Begin by getting quiet. Sit with the back straight (but not straining), with feet on the floor or on a pillow, if the feet do not comfortably touch the floor.

With the eyes closed, bring the focus to the breath. Without interrupting or changing the normal breathing pattern, simply witness the pattern.  Observe the air flowing in and out of the nose, chest, and belly. If thoughts or emotions arise, notice that they have arisen, and without judgement, simply return the attention to the breath.

Do this for at least 2 minutes before commencing the journaling session.  Feel free to do those for as long as it takes to become alert and present.

 

 

Building the Habit 

Goals are easier to achieve if our goals are specific, measurable, realistic, achievable and time bound.

 

  • Specific:  Be as specific as possible about why the people or things or moments are meaningful and be as specific as possible on what it is that is appreciated.  Being grateful for the way one’s partner listens, without interrupting or problem solving is more meaningful than being grateful for one’s partner or even the fact that one’s partner is good at listening.
  • Measurement: Efforts can be measured in terms of days of practice against the targeted number of days, or, perhaps more meaningfully, theough a weekly or fortnightly mood check-in at the start of the session.
  • Achievable: There will be good days and bad days.  Some days it will be very difficult to think of three things for which to be grateful. Do the practice, anyway.  Use the aid of some prompts to help activate the gratitude response. An example can be found in our article  “20 Things for Which to be Grateful”
  • Realistic: Be realistic about the time the journal will take and about the other demands on one’s time.  If days are chaotic, perhaps it is wise to begin the day with the journal.  If one morning gets missed, there is the entire day and evening in which to carve out time and catch up that day’s entry.  And, if all else has failed that day, it is possible to complete the journal as a last task before sleeping.  If time is very scarce, consider journaling weekly rather than daily.
  • Time Bound: Set aside a time each day during which to journal.  Try to make this a regular time every day or each week.  At the start of the journey, set a goal of 21 days if journaling on a daily basis and 10 weeks if doing it weekly.  Extend this time as you wish, but begin with a short, time bound period to help maintain motivation.

 

Why Gratitude?
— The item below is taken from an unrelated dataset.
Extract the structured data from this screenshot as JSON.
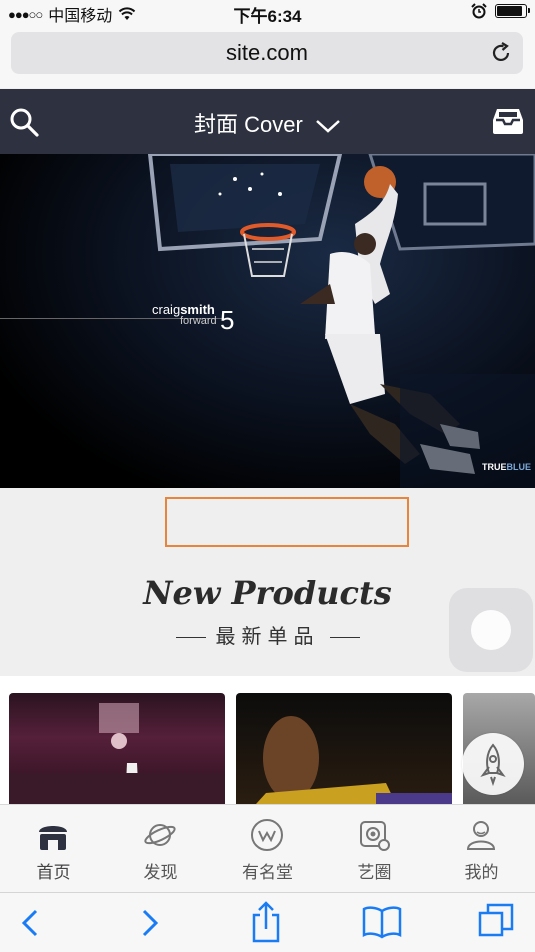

Positive psychologists argue that each of person has an emotional set point which makes it easier for some individuals to be grateful.  Fortunately, practicing gratitude or giving thanks need not be predicated on feeling grateful, although studies indicate that gratitude practice does lead to positive emotions.

In a series of studies, Robert Emmons of the University of California at Davis and Michael E. McCullough of the University of Miami found that the keeping of a weekly gratitude journal led to a decrease in symptoms of physical illness, an increase in life satisfaction and an increase in optimism.   Those who kept a gratitude journal on a daily basis were more likely to help someone else.  Those who regularly practice gratitude report better sleep patterns, suffer less stress related diseases and are more interconnected in their communities.  School children who practiced gratitude for several weeks had noticeable learning improvement, long after the experiment ended.

 

 

 

Achieving the Goal
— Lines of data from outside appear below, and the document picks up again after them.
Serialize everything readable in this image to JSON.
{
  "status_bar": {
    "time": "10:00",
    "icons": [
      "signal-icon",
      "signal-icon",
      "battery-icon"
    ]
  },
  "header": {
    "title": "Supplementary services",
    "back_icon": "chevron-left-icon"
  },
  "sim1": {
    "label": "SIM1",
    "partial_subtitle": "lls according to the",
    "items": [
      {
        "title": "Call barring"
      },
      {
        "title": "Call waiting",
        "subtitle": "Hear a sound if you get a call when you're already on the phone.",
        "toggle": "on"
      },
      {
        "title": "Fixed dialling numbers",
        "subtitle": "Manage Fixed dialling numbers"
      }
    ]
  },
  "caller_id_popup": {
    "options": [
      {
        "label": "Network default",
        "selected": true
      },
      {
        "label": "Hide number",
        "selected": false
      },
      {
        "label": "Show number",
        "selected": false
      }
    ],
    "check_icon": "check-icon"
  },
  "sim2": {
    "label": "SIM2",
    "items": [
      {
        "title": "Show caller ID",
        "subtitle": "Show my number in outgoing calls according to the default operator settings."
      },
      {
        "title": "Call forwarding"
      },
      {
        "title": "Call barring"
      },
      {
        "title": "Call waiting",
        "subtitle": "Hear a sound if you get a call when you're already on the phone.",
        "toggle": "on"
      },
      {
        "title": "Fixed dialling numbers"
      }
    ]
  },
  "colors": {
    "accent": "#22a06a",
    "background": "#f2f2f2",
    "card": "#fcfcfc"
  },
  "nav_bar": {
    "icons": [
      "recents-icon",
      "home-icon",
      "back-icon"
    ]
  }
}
As in much of life, the point of this practice is not to achieve the goal, but to alter the manner in which one sees the world.  Along the way, one also gains the benefits of the process.   Moving from a goal orientation to making gratitude a habit will take considerably longer than 21 days.  However, considering the benefits experienced, it seems strange to even consider returning to an attitude of entitlement, of taking life for granted and of disconnection from community.
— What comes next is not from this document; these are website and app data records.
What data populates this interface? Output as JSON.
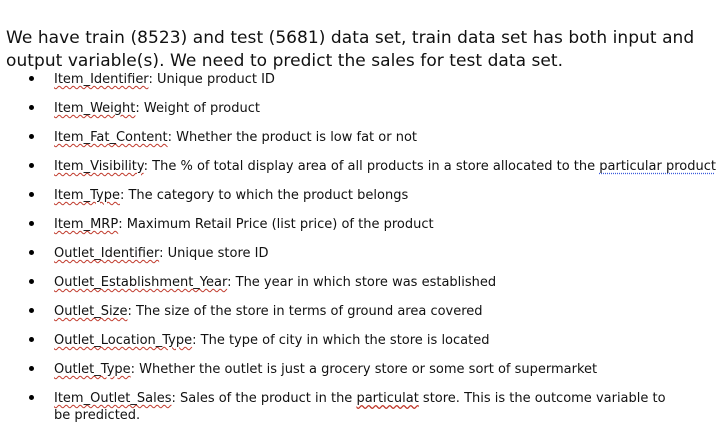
{
  "intro": {
    "text": "We have train (8523) and test (5681) data set, train data set has both input and output variable(s). We need to predict the sales for test data set."
  },
  "variables": [
    {
      "term": "Item_Identifier",
      "description": ": Unique product ID"
    },
    {
      "term": "Item_Weight",
      "description": ": Weight of product"
    },
    {
      "term": "Item_Fat_Content",
      "description": ": Whether the product is low fat or not"
    },
    {
      "term": "Item_Visibility",
      "description_pre": ": The % of total display area of all products in a store allocated to the ",
      "description_link": "particular product"
    },
    {
      "term": "Item_Type",
      "description": ": The category to which the product belongs"
    },
    {
      "term": "Item_MRP",
      "description": ": Maximum Retail Price (list price) of the product"
    },
    {
      "term": "Outlet_Identifier",
      "description": ": Unique store ID"
    },
    {
      "term": "Outlet_Establishment_Year",
      "description": ": The year in which store was established"
    },
    {
      "term": "Outlet_Size",
      "description": ": The size of the store in terms of ground area covered"
    },
    {
      "term": "Outlet_Location_Type",
      "description": ": The type of city in which the store is located"
    },
    {
      "term": "Outlet_Type",
      "description": ": Whether the outlet is just a grocery store or some sort of supermarket"
    },
    {
      "term": "Item_Outlet_Sales",
      "description_pre": ": Sales of the product in the ",
      "description_misspelled": "particulat",
      "description_post": " store. This is the outcome variable to be predicted."
    }
  ]
}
There is no need to make a Ten Thousand Day commitment.

Simply continue to take time to notice the wonder of life and to be grateful.